As may be readily inferred from the code illustrations above, the Basotho had acquired great quantities of firearms by 1852. These were usually either Brown Bess trade muskets or, more typically, the heavier calibre 'roer', (as the boere called them), a more antiquated Dutch made flintlock typically dating from the mid-to late 1700s. These they used as a primary weapon, whilst continuing to carry their traditional weapons, namely throwing assegais, winged shields and clubs or battle axes. Everything but the shield comes as part of the casting. All of the figures that have a quiver of assegais come supplied with a loose shield. Not all warriors carried a shield, so it's up to you who gets one and who doesn't. They will superglue into place neatly, as illustrated below, if you position them in the recess hard against the quiver, to one side or the other as makes best sense to you. The shields were made of stiffened cowhide, so that there was nothing much to prevent the wings warping. Thus the extremities can legitimately be bent around round a bit, where that helps to get a firmer grip in the superglue. But take it easy: when you set about bending little metal castings there is always a limit beyond which it is not safe to go!
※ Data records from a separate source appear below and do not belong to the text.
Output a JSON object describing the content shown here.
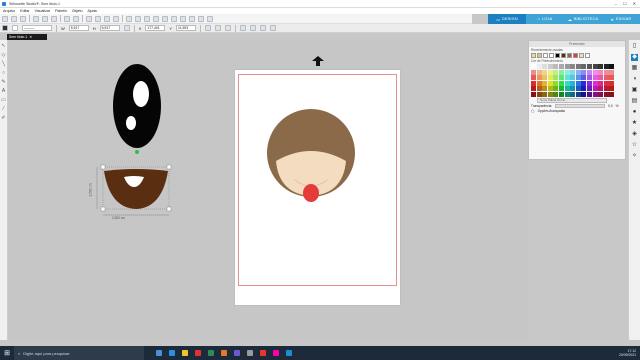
{
  "window": {
    "title": "Silhouette Studio®: Sem titulo-1",
    "controls": [
      "–",
      "☐",
      "✕"
    ]
  },
  "menu": [
    "Arquivo",
    "Editar",
    "Visualizar",
    "Painéis",
    "Objeto",
    "Ajuda"
  ],
  "tabs": [
    {
      "label": "DESIGN",
      "icon": "design-icon"
    },
    {
      "label": "LOJA",
      "icon": "store-icon"
    },
    {
      "label": "BIBLIOTECA",
      "icon": "library-icon"
    },
    {
      "label": "ENVIAR",
      "icon": "send-icon"
    }
  ],
  "toolbar2": {
    "w": "5,517",
    "h": "5,517",
    "x": "177,401",
    "y": "11,593"
  },
  "doc_tab": {
    "label": "Sem título-1"
  },
  "dimensions": {
    "width": "2,500 cm",
    "height": "1,500 cm"
  },
  "panel": {
    "title": "Preencher",
    "recent_label": "Recentemente usadas",
    "palette_label": "Cor de Preenchimento",
    "add_palette_placeholder": "Nova Paleta Nome...",
    "transparency_label": "Transparência:",
    "transparency_value": "0,0",
    "transparency_unit": "%",
    "advanced_label": "Opções Avançadas"
  },
  "taskbar": {
    "search_placeholder": "Digite aqui para pesquisar",
    "time": "17:12",
    "date": "20/09/2021"
  },
  "colors": {
    "accent": "#1b7fc0",
    "face": "#8a6a48",
    "chin": "#f3dcc0",
    "tongue": "#e63b3b",
    "dark_brown": "#5a2e10"
  }
}
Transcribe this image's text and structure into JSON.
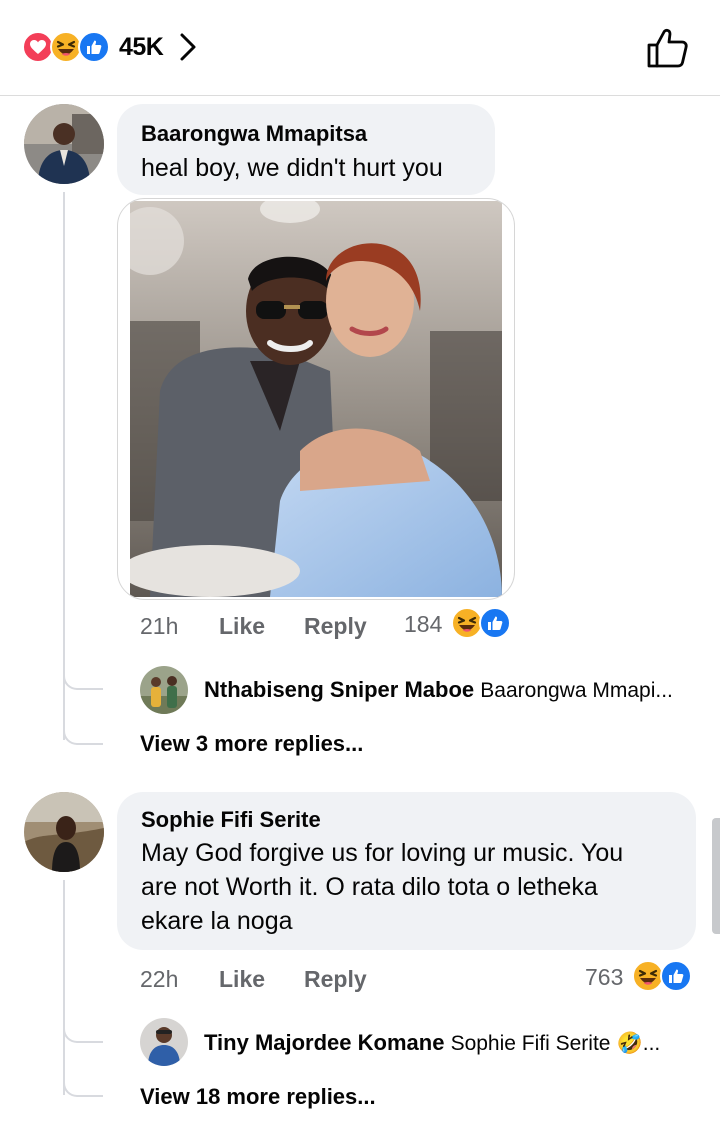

OR 4 to 7. Reserved to future Basotho Codes, (both mounted and dismounted).